## WORK TASK
In the entries below, every line that contains "弟子与圣帝老爷叩头" must be located and copied.

## MATERIALS PROVIDED
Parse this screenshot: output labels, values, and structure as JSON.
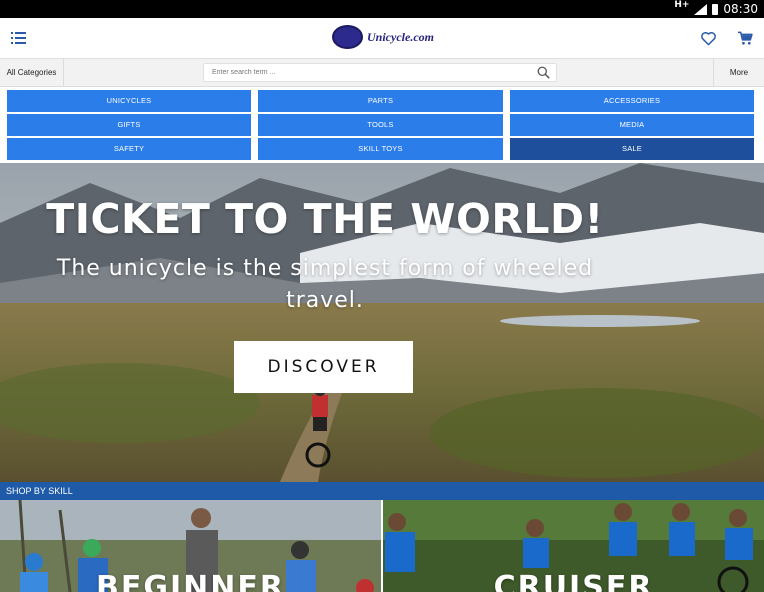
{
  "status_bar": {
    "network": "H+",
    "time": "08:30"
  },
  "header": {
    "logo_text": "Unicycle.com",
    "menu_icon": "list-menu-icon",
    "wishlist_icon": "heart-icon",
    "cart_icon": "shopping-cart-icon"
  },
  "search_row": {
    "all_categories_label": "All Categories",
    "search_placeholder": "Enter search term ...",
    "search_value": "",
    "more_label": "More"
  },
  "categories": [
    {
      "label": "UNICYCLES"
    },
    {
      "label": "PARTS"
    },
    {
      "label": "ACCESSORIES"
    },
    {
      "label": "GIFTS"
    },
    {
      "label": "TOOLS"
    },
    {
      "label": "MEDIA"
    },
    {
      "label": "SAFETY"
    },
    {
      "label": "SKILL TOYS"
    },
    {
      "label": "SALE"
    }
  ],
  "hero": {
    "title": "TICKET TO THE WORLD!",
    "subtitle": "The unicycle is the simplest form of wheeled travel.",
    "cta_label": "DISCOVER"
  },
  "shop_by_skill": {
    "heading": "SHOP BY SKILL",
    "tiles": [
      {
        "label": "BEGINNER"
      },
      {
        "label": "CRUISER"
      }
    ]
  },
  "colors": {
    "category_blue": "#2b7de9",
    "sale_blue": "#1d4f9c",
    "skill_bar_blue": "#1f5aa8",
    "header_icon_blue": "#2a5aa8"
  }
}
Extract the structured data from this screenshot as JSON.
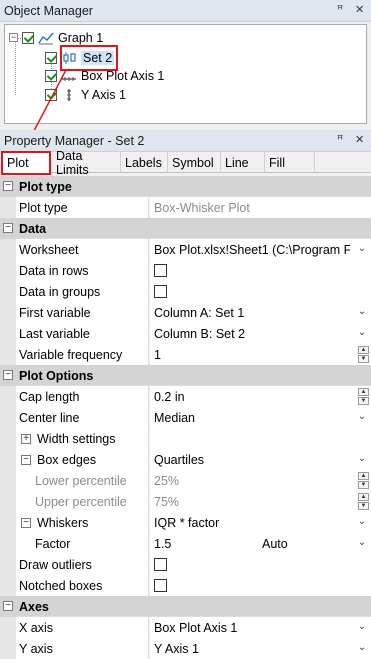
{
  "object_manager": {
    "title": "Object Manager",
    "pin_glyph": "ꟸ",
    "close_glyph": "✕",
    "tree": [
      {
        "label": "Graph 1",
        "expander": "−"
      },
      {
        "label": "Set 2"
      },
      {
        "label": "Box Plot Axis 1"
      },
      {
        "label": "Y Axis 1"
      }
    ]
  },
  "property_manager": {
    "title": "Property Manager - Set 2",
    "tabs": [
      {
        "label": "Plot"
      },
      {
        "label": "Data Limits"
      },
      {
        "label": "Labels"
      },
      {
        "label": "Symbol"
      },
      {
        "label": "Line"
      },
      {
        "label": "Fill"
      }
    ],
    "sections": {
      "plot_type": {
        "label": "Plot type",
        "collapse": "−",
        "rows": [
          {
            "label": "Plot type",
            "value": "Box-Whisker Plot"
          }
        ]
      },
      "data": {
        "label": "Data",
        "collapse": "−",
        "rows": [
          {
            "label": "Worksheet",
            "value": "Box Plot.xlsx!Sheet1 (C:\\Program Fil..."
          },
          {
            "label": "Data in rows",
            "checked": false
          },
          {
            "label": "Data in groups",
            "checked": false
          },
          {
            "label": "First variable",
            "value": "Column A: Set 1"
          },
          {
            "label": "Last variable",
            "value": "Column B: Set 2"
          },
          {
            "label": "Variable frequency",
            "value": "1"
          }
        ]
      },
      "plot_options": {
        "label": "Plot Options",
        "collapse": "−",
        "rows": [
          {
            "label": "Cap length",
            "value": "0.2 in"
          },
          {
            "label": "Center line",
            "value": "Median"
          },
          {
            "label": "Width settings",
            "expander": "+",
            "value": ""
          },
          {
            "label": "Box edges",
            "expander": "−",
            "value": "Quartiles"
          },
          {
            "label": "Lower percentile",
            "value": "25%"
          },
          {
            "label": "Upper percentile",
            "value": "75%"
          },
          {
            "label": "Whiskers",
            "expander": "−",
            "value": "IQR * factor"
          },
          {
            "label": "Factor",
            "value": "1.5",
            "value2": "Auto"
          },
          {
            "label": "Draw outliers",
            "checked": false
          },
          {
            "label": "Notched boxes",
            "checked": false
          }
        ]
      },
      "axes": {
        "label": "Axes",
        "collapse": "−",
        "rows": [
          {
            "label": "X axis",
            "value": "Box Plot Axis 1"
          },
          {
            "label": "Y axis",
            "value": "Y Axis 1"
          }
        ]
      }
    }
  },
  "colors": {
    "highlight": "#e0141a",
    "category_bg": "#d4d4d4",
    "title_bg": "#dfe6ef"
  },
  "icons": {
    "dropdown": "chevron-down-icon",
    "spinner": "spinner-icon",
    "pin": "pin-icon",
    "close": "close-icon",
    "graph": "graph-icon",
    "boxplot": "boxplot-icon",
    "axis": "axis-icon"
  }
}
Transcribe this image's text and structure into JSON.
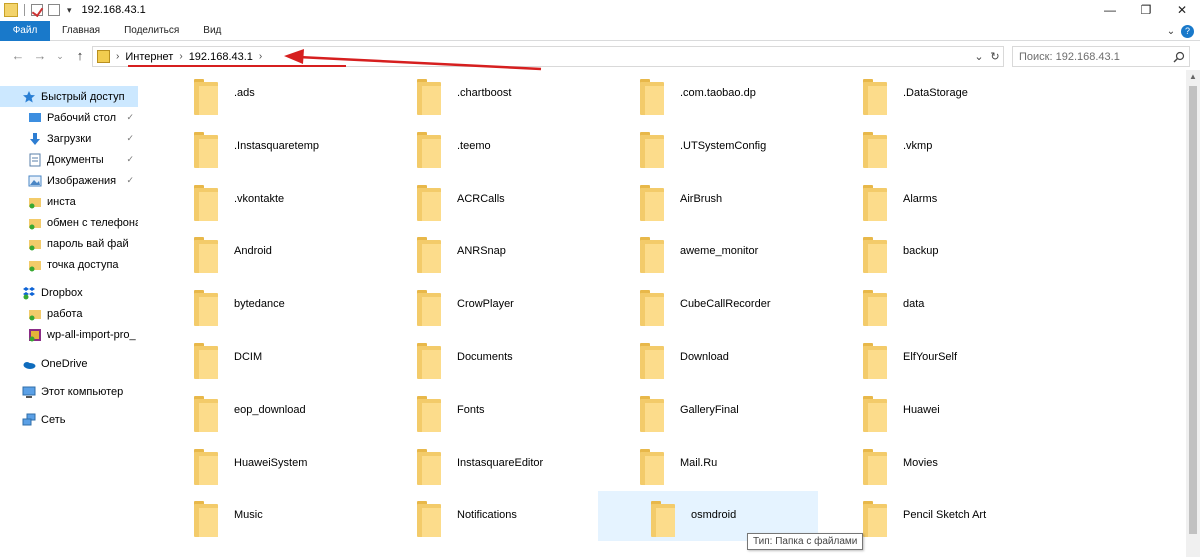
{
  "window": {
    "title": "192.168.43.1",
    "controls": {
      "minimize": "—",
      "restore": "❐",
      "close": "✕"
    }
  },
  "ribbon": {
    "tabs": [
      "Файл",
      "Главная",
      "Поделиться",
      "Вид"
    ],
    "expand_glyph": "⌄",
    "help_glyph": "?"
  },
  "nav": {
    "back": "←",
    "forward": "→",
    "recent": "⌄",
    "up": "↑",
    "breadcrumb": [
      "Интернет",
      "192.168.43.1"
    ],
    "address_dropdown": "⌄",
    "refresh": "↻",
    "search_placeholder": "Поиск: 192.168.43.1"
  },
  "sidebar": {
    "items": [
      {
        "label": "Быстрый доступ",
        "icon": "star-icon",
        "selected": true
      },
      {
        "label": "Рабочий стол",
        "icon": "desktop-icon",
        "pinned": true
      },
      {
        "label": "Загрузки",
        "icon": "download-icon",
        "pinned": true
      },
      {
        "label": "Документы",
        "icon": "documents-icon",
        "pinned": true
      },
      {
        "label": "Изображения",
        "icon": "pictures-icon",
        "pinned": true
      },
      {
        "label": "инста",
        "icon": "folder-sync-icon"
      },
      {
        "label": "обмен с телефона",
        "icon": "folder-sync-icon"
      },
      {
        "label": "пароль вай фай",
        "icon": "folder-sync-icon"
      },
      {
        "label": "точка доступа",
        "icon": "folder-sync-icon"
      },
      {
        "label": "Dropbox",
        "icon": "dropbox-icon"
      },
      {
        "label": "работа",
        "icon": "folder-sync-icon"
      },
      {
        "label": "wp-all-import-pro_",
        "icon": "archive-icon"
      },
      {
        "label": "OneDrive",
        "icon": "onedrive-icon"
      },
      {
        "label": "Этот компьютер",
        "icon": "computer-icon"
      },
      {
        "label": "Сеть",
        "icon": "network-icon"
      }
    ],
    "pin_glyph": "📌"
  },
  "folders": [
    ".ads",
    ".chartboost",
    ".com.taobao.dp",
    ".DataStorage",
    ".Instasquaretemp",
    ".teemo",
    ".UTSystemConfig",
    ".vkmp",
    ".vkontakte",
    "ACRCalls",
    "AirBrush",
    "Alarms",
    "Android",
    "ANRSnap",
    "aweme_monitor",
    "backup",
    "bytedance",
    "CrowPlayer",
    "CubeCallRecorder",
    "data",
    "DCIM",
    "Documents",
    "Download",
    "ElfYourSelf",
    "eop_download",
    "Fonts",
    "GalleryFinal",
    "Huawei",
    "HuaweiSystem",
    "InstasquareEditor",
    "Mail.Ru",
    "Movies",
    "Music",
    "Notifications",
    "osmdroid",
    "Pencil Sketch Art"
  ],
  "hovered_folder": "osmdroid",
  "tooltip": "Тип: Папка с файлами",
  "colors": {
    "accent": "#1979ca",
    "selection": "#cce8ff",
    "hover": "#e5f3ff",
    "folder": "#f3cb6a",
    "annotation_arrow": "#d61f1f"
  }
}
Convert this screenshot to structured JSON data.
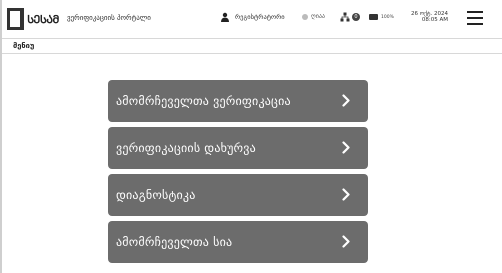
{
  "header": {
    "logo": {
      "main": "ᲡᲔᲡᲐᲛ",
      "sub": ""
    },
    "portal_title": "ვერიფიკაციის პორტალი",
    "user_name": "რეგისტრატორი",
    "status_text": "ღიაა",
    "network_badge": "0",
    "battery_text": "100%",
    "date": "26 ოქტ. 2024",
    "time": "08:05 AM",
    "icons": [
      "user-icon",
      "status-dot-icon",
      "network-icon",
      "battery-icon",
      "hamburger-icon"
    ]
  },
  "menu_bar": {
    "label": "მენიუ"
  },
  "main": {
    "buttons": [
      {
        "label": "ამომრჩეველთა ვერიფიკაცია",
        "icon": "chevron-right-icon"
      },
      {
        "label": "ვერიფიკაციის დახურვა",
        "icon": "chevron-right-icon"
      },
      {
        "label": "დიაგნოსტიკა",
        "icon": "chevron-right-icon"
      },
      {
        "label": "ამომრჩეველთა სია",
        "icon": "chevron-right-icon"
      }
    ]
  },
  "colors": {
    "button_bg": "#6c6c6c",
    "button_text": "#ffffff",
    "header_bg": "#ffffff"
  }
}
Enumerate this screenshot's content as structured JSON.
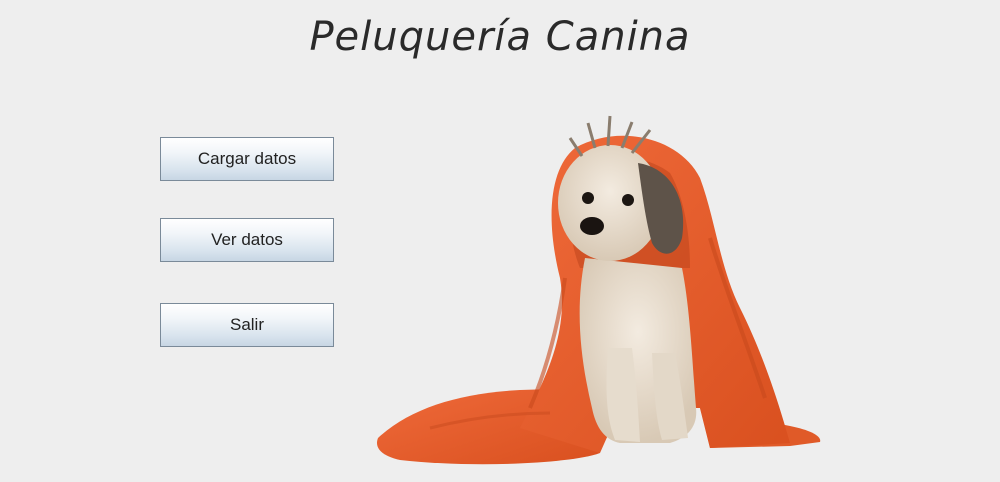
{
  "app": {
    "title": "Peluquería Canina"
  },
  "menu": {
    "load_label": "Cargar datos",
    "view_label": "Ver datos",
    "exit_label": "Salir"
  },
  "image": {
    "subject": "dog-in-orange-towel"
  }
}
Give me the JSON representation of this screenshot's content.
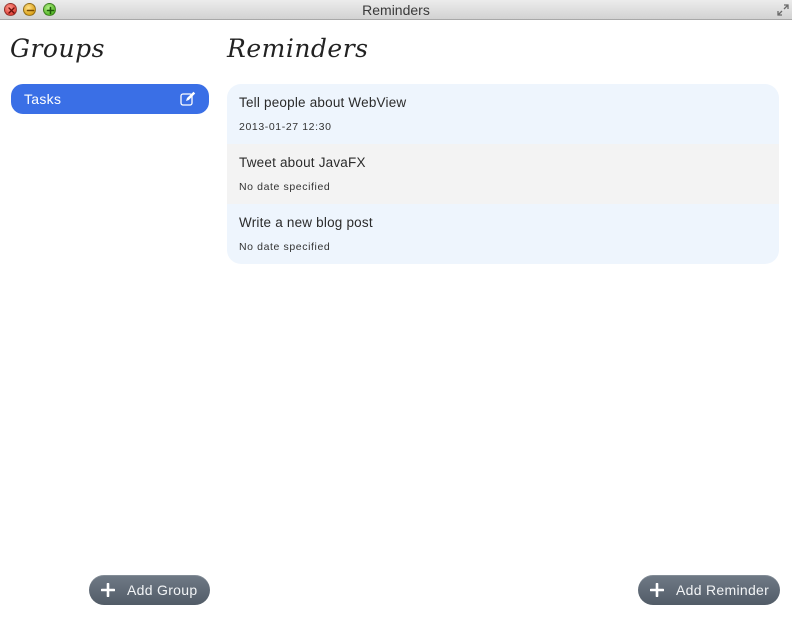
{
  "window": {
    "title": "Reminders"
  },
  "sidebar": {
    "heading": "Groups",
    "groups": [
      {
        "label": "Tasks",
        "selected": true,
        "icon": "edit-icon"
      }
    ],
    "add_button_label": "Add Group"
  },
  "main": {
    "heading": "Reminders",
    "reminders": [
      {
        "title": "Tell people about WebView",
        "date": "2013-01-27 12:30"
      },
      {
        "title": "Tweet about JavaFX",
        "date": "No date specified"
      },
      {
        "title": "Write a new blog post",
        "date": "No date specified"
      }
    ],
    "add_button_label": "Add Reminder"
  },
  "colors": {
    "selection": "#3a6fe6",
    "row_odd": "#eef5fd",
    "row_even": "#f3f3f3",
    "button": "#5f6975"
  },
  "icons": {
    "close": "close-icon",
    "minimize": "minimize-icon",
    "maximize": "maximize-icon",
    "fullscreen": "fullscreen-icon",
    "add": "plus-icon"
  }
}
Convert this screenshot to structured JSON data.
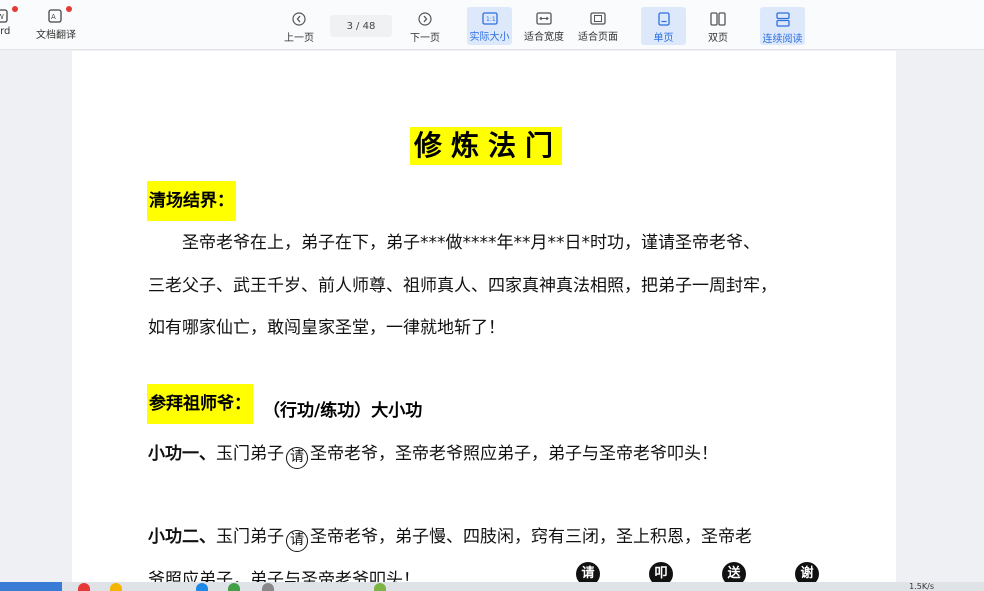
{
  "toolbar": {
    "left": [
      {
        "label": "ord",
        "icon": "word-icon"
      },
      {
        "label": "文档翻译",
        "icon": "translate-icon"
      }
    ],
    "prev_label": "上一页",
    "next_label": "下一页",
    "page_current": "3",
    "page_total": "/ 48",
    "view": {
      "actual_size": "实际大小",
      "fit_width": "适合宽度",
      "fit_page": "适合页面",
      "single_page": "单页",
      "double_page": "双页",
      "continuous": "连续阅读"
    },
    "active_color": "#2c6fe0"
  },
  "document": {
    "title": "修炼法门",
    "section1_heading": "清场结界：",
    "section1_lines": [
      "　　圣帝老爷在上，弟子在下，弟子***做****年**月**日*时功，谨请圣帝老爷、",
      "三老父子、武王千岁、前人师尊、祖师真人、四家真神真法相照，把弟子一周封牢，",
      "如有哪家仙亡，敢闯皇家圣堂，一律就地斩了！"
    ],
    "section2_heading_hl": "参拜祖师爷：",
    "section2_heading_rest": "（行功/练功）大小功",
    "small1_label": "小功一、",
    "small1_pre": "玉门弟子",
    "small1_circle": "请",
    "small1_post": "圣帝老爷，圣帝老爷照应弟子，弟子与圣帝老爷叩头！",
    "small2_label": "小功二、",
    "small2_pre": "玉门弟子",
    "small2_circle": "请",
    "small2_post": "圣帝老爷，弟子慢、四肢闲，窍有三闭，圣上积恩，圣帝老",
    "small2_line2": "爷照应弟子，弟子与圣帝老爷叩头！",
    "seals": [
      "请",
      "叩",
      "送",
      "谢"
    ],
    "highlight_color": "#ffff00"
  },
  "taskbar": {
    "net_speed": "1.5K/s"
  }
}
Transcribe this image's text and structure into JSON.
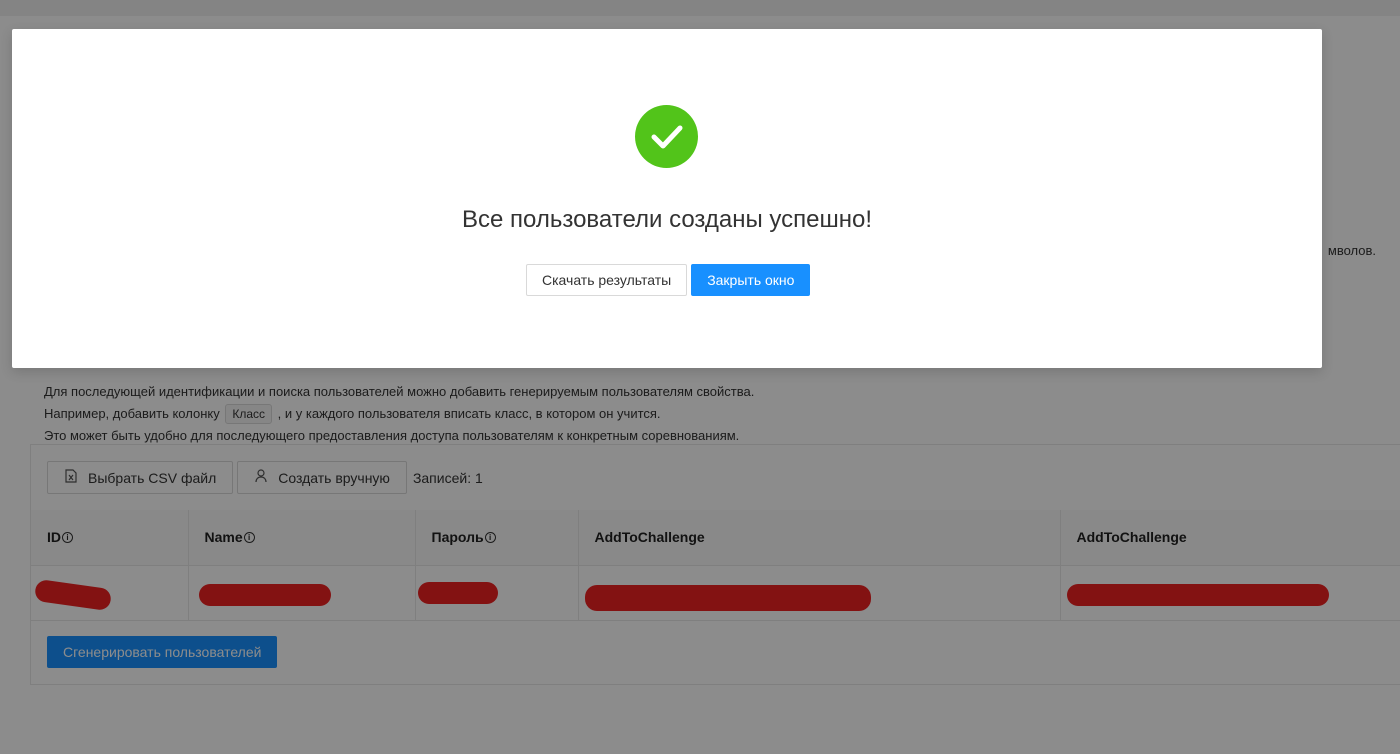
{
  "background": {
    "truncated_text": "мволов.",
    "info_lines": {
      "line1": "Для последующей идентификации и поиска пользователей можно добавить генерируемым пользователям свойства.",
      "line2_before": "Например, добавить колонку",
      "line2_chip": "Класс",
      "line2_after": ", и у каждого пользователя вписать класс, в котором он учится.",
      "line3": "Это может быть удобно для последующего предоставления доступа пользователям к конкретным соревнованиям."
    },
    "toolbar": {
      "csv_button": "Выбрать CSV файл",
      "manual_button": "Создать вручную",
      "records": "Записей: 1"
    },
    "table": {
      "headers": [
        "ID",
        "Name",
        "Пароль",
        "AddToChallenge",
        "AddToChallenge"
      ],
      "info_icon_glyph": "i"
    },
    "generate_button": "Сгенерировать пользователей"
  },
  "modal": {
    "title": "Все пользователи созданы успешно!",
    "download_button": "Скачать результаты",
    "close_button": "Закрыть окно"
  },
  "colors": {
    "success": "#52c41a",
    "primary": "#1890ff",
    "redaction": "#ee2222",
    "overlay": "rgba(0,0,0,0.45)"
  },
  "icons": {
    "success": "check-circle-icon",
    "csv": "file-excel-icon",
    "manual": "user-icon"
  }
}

## ANSWER BOX
    "small1_post": "圣帝老爷，圣帝老爷照应弟子，弟子与圣帝老爷叩头！",
    "small2_line2": "爷照应弟子，弟子与圣帝老爷叩头！",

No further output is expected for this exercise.